Data records for software interfaces
********

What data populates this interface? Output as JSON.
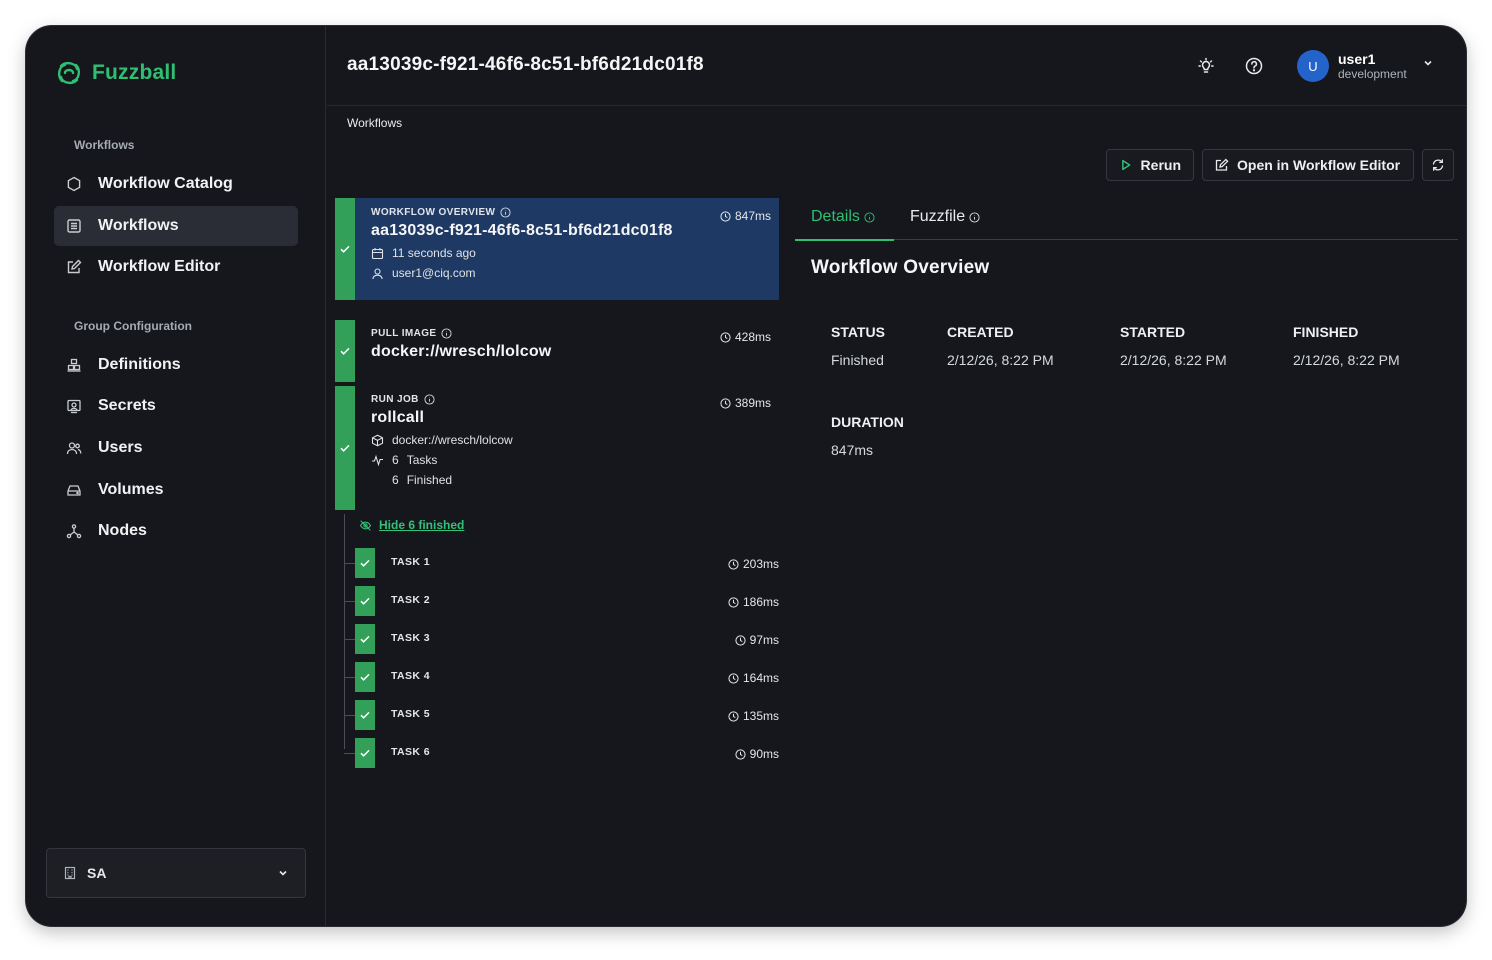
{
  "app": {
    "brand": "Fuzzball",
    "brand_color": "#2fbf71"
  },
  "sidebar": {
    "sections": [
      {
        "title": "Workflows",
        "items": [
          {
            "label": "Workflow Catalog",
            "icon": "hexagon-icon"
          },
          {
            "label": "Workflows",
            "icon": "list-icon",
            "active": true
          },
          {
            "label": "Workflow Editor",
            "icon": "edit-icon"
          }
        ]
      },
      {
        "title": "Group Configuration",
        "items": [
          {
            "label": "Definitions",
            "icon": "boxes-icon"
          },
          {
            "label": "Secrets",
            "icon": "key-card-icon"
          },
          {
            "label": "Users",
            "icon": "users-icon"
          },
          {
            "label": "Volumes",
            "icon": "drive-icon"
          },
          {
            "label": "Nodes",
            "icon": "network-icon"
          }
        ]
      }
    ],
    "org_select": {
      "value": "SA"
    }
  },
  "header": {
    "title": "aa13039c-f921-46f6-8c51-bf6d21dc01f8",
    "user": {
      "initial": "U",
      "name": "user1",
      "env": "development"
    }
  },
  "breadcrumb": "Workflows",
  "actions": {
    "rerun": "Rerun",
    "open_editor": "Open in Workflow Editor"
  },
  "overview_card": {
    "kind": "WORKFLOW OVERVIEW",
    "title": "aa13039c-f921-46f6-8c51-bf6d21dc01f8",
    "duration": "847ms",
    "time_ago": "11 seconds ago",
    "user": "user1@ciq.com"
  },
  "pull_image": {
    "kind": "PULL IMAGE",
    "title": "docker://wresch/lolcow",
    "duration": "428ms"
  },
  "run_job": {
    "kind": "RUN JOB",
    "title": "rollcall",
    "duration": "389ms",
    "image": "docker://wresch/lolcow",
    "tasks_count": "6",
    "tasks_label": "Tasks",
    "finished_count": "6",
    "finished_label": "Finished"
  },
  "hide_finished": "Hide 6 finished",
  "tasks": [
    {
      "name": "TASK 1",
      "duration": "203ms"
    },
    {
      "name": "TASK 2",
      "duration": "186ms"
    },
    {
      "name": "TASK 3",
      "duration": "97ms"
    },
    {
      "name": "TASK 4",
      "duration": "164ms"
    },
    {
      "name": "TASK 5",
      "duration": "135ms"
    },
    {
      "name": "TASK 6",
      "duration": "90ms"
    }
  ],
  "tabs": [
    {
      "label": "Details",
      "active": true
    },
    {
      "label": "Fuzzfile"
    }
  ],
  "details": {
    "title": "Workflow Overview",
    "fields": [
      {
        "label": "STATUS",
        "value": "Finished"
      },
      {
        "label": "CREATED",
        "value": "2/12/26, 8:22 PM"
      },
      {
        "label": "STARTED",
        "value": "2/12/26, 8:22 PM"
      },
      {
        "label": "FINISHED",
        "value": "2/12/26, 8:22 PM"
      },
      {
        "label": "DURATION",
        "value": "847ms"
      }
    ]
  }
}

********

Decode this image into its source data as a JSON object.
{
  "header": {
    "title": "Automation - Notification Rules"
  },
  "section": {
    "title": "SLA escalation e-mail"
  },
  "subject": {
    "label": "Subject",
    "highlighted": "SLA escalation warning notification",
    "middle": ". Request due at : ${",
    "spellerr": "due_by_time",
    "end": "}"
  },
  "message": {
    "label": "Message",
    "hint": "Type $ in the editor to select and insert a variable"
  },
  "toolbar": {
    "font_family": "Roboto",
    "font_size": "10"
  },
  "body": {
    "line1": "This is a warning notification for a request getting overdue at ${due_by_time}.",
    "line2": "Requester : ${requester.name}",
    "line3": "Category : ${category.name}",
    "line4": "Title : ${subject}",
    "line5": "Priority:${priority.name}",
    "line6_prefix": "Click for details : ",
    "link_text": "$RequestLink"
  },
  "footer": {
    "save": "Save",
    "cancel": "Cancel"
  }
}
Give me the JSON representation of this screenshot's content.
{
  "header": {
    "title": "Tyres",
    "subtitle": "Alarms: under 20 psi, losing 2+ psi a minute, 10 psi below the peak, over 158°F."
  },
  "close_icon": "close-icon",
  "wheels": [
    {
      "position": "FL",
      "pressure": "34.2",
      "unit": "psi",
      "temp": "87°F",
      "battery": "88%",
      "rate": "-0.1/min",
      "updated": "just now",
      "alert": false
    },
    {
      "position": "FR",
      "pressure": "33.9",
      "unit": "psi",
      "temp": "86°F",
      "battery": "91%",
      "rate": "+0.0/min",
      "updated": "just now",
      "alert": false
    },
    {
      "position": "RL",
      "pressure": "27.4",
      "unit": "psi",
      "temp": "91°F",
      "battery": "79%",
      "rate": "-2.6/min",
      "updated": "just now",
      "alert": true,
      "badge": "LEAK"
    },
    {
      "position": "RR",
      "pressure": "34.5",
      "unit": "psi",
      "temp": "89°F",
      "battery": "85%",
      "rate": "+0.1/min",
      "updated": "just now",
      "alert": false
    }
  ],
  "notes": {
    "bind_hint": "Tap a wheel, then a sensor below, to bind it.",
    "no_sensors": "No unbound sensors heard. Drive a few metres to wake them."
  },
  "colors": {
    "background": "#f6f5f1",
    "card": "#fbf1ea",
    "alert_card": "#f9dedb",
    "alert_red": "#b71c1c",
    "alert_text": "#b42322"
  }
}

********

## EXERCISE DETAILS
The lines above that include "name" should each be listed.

## EXPECTED ANSWER
      "name": "user1",
      "name": "TASK 1",
      "name": "TASK 2",
      "name": "TASK 3",
      "name": "TASK 4",
      "name": "TASK 5",
      "name": "TASK 6",
    "line2": "Requester : ${requester.name}",
    "line3": "Category : ${category.name}",
    "line5": "Priority:${priority.name}",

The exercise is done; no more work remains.